She said it was too soon to tell when he might be tried.

Einhorn was taken to a federal courthouse and then transferred to a maximum-security state prison near Philadelphia.

The extradition ended two decades of flight for Einhorn, a former anti-war activist, one-time mayoral candidate and self-described "planetary enzyme."

Though he dressed in a dashiki and dirty jeans, sported a full beard and shoulder-length hair, Einhorn established a successful place as a New Age corporate guru-consultant in the 1970s with a global network of scientists, corporate sponsors and wealthy benefactors.

At his preliminary hearing in April 1979, after Maddux's body was found, the courtroom was packed with professors, lawyers, civic leaders and other prominent Philadelphians who wanted to testify about his good character.

He was free on $40,000 bail when he boarded a plane for London with a new girlfriend in 1981, shortly before he was to stand trial.
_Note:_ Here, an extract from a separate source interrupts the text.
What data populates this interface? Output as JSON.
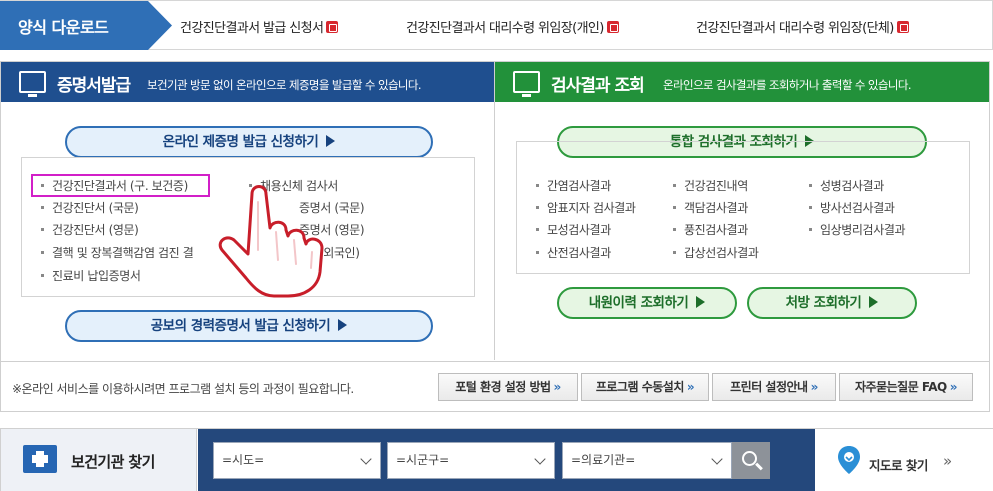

He lived in England, Ireland and Sweden under pseudonyms before he was arrested in France in 1997.

Philadelphia authorities had tried him in absentia and he was convicted in 1993. A year after he was caught, Pennsylvania passed a law providing for a retrial to satisfy the French government's opposition to trials in absentia.

Einhorn continued to vigorously fight his return. He denies killing Maddux and has said he was framed by the CIA.

Einhorn's legal options were exhausted Thursday, when the European Court of Human Rights dropped a request it made a week earlier for a delay in the extradition.

Einhorn had slit his throat last week when he lost his last French appeal. But he was not seriously injured, and the European court said Thursday in its decision that Einhorn was fit to travel.

France quickly decided to go ahead with the extradition.

Moments after the ruling, Einhorn emerged from his converted-windmill home in the southwestern village of Champagne-Mouton.

"I'm innocent," he declared. "I will be happy to go to the U.S. if the court gives me a new trial."

As police drove him away, he waved to his tearful wife, Annika, who leaned on a defense lawyer for support. The convoy left under heavy guard.

The Associated Press contributed to this report.